AS DEMANDS for money go, it’s breathtaking.
By any measure, if you expect someone to repay more than £2,000 you produce some sort of evidence.
And you don’t leave it 15 years.
In fact the Department of Work and Pensions’ attempt to obtain £2,249.40 from Michelle Borden seems a lot like a spam email, sent to millions in the hope that one or two will pay up.
But unlike a spammer who can be safely ignored, the DWP is refusing to go away.
Michelle, aged 31, is being pursued for invalidity benefit that she allegedly received when she was still at school in 1996.
A letter arrived out of the blue stating, ‘we are writing to you about the money you owe. You have been contacted previously explaining why’.
Alarmed, Michelle got straight on the phone to demand an explanation from the DWP.
This is when she discovered that there was no evidence to back up the demand and no record of when she had been contacted.
The DWP simply brushed her aside: ‘The evidence would have been available to the decision-maker at the time, by law we can recover the outstanding debt’.
Michelle, of Hartley Brook Avenue, Shiregreen, said: “I’ve never claimed anything from the DWP and I’ve worked since school.
“I think they’ve muddled me up with someone else, but they are refusing to see sense.”
THE DWP has dropped its demands after a call from Action Desk.
A spokesman said: “We have investigated and decided that we will not be seeking recovery of this overpayment. We will be contacting Mrs Borden to apologise for the inconvenience caused.”
Michelle was 16 when she finished school in July 1996.
She started work at Somerfield supermarket in October of that year.

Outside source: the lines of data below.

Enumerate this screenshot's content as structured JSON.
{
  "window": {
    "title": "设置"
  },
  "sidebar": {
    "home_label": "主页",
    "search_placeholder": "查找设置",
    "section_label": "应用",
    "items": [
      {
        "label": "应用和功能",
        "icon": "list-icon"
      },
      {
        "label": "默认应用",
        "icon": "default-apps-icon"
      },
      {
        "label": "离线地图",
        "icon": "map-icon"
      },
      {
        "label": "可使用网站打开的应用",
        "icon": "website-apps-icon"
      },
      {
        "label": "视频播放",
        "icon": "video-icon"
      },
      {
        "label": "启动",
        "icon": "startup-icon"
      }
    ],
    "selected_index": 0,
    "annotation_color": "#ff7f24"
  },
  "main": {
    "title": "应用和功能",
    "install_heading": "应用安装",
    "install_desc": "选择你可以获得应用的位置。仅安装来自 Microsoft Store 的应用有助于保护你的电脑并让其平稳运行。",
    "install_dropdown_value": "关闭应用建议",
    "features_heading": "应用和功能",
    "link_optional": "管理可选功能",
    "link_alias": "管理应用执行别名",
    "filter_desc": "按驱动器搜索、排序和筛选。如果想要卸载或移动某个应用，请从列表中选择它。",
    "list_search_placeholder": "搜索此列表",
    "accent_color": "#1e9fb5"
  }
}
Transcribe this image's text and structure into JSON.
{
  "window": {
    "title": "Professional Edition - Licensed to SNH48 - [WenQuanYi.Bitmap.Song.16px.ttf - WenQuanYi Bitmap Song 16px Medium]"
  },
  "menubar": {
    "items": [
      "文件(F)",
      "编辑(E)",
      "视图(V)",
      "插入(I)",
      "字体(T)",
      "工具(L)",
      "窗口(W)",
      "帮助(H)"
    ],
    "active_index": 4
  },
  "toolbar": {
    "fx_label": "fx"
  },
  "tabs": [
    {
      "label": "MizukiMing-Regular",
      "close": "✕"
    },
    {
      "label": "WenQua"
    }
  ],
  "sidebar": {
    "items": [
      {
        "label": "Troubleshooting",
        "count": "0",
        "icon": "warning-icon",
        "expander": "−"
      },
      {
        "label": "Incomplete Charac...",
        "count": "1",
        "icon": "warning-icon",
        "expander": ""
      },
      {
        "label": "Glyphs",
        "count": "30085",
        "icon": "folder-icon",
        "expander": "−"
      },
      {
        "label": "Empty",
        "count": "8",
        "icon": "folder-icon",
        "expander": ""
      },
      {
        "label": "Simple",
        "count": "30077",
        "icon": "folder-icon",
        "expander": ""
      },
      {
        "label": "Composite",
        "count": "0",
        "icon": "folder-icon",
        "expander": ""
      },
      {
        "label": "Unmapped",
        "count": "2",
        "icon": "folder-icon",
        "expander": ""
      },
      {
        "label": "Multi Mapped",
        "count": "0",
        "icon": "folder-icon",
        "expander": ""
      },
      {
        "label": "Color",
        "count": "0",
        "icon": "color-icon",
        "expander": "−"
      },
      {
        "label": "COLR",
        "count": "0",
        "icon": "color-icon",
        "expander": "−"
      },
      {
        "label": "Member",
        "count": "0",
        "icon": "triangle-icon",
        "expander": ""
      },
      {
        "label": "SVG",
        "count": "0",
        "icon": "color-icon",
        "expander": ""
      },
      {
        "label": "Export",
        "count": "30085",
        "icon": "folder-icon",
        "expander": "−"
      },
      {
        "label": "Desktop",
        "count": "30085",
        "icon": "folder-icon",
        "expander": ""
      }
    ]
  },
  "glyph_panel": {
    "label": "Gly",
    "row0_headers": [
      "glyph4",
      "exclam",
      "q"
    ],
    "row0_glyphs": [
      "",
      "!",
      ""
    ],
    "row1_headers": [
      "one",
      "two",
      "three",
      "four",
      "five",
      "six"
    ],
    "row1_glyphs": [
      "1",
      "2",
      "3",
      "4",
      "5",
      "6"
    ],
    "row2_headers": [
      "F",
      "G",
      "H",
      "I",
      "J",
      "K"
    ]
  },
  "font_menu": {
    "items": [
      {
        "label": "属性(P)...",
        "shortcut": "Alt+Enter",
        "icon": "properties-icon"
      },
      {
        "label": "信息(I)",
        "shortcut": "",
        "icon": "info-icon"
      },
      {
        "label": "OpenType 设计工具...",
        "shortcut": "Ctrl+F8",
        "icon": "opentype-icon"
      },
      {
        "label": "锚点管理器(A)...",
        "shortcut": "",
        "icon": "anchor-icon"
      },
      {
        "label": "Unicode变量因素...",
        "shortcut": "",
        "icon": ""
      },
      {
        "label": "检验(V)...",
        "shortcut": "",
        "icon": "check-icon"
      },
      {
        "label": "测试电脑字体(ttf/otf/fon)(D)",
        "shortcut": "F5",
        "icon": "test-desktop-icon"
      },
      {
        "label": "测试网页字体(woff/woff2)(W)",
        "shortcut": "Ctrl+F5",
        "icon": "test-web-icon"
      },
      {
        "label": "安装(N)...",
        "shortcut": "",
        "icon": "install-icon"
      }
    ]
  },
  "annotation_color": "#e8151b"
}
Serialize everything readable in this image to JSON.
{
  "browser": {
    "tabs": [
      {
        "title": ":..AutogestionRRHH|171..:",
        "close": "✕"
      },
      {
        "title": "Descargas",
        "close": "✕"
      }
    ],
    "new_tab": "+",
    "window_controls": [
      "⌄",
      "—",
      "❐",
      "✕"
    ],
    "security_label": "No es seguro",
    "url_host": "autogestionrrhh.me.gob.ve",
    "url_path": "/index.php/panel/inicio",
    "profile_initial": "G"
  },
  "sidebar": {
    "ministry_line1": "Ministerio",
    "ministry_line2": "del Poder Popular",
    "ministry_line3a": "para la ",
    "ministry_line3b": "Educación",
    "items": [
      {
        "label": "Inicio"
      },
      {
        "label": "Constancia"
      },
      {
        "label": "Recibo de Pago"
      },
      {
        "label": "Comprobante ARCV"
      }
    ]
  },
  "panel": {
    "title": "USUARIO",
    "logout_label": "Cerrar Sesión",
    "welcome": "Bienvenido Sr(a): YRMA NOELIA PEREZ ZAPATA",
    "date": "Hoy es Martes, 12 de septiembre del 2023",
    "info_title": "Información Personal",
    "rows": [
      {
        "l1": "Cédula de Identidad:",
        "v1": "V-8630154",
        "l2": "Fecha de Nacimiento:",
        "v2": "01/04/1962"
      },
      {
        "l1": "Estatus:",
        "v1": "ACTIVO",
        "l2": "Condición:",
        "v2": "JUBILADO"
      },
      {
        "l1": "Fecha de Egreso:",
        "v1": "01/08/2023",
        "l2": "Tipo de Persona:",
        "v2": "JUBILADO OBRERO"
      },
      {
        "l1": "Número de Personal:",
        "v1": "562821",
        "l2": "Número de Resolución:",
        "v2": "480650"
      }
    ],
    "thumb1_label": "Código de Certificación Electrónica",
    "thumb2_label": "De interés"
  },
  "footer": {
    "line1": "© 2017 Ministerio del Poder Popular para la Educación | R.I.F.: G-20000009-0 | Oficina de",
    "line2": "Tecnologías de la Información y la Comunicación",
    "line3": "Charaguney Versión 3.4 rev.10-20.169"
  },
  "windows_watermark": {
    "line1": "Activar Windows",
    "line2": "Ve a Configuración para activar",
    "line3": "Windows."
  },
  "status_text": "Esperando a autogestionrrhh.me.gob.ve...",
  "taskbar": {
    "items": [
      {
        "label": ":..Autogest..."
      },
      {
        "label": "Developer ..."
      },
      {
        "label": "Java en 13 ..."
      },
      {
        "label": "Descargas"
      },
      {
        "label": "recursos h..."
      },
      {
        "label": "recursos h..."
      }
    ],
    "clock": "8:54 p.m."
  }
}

She is still there, although it is now a Co-op.
And although she married, when she lost her maiden name Brodie, she says she has always been traceable through her national insurance number.
Michelle added: “If they had contacted me at any time I wouldn’t have ignored it.
“Two thousand is a lot of money now, let alone then.”